Post a Comment

Thanks for leaving a comment! All comments are reviewed before posting to help us eliminate spam. Your comment will be posted within 24 hours.

Popular Posts You Might Like

Made By A Fabricista: Melton Wool

Guess what sewing friends, this is a great time of year to make a new traveling coat for the holidays! We're heading to celebrate in a colder climate than where we reside, so a heavier coat is a necessity. I'm already a big fan of wool in general, so a coat in wool Melton was high on my list of wants, both for warmth and sustainability. I decided to sew an Octave Coat by Love Notions. I've sewn this pattern in recent years both in a heavy fleece and in a knit coating I bought from FM years ago. The original pattern includes a shawl collar or hood option, and this enormous moto-style collar is a free add-on. I love how it's both dramatic and has a vintage flair. I appreciate the thigh-length bodice of this coat, I really need that kind of coverage. The wide overlap of the lapels also adds to the layers of warmth I crave.  Rather than a button closure or the waist tie closure option, I just added a simple heavy-duty snap. I might go back and add one more for security, but

Made By A Fabricista: An Outfit for First Snow

We had a marvellous autumn in western Canada with warm dry days and just a couple of hints of frost. When I was perusing Fabric Mart Fabric's site in October, I was tempted to focus on pretty florals for blouses or dresses but part of me knew that ... (da dah dum ... ) winter is coming . Fortunately, Fabric Mart was stocked with a huge selection of fabrics that are perfect for winter or holiday sewing. Over the past several months I've been planning my sewing projects so I have pieces that work together.

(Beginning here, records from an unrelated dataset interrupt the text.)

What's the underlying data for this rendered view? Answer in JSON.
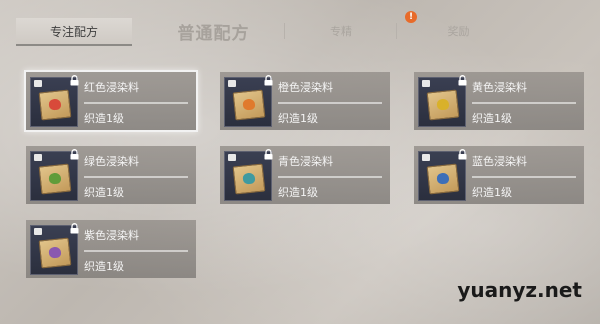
{
  "tabs": {
    "active": "专注配方",
    "big": "普通配方",
    "third": "专精",
    "fourth": "奖励",
    "badge": "!"
  },
  "recipes": [
    {
      "name": "红色浸染料",
      "level": "织造1级",
      "dye_color": "#d84a3a",
      "locked": true,
      "selected": true
    },
    {
      "name": "橙色浸染料",
      "level": "织造1级",
      "dye_color": "#e07a2c",
      "locked": true,
      "selected": false
    },
    {
      "name": "黄色浸染料",
      "level": "织造1级",
      "dye_color": "#d9b12a",
      "locked": true,
      "selected": false
    },
    {
      "name": "绿色浸染料",
      "level": "织造1级",
      "dye_color": "#5f9c3a",
      "locked": true,
      "selected": false
    },
    {
      "name": "青色浸染料",
      "level": "织造1级",
      "dye_color": "#3f9aa0",
      "locked": true,
      "selected": false
    },
    {
      "name": "蓝色浸染料",
      "level": "织造1级",
      "dye_color": "#3d6fb8",
      "locked": true,
      "selected": false
    },
    {
      "name": "紫色浸染料",
      "level": "织造1级",
      "dye_color": "#8a58b0",
      "locked": true,
      "selected": false
    }
  ],
  "watermark": "yuanyz.net",
  "icons": {
    "lock": "lock-icon",
    "recipe": "recipe-scroll-icon",
    "category": "category-icon"
  }
}
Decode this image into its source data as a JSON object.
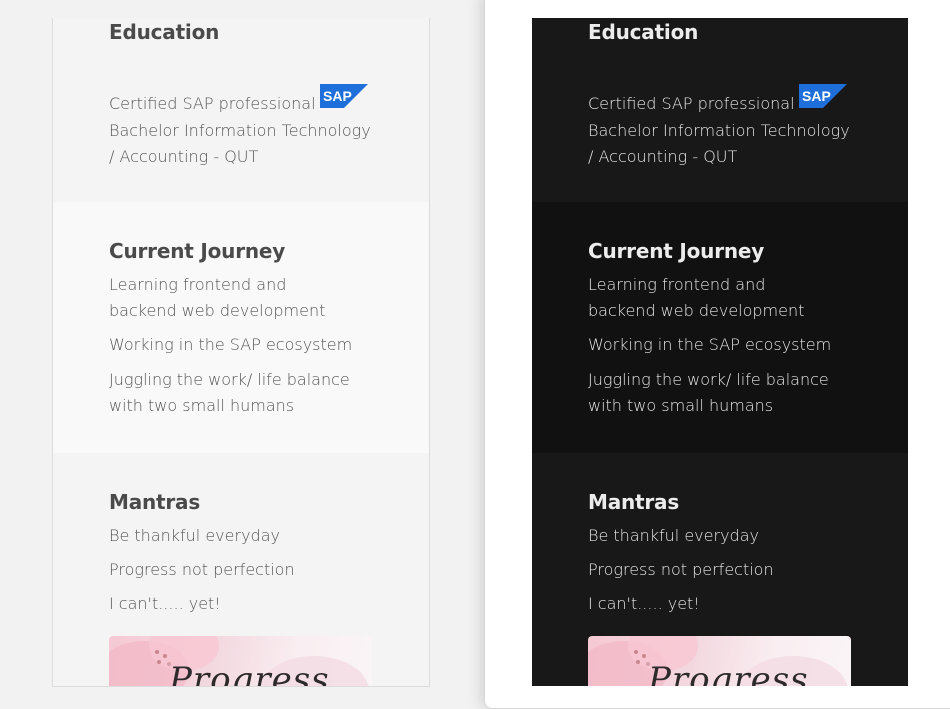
{
  "education": {
    "heading": "Education",
    "certification": "Certified SAP professional",
    "badge_text": "SAP",
    "degree": "Bachelor Information Technology / Accounting - QUT"
  },
  "journey": {
    "heading": "Current Journey",
    "items": [
      "Learning frontend and backend web development",
      "Working in the SAP ecosystem",
      "Juggling the work/ life balance with two small humans"
    ]
  },
  "mantras": {
    "heading": "Mantras",
    "items": [
      "Be thankful everyday",
      "Progress not perfection",
      "I can't..... yet!"
    ],
    "image_caption": "Progress"
  },
  "colors": {
    "sap_blue": "#1e6fd9",
    "light_background": "#f4f4f4",
    "dark_background": "#181818"
  }
}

To stick with that theme, I decided to pick a print fabric for a top, and a solid for pants, using navy as the neutral. Pants For the pants, I selected Navy Poly/Nylon/Spandex Stretch Corduroy. This fine 14-wale corduroy is warm enough to wear outdoors but will be especially comfortable indoors. It also has a bit of drape which makes it nice for trousers. And who doesn't want some stretch?  I selected Vogue 9181 (Custom-Fit Bootcut Pants) because it is designed for stretch

Made By A Fabricista: Velvet for the Holidays

Are you getting ready for the holidays?  I am.  From past years, it gets so busy in my household around this time of year, so it is never too early to start my holiday sewing.  This year I decided to sew velvet, a fabric I had not sewn for many years but I think it is luxurious.   As luck would have it, FM’s poly rich black velvet flashed on my computer screen and I bought lots.  I thought it would be pretty for a one-shoulder gown, which I had never worn before but admired on others.  The following week FM’s multi-colored one showed up.  It was a poly embossed Bohemian print velvet with jade, yellowish, and crimson colors; it screamed fall and family get-togethers.   I just had to have it!  When the fabrics arrived, the deep colors did not disappoint. I chose Butterick B6557 for both dresses, View B for the knee-length printed dress and View C for the maxi dress. It was perfect for velvets; the front was one whole piece and so was the back.  I cut the fabrics with the nap going down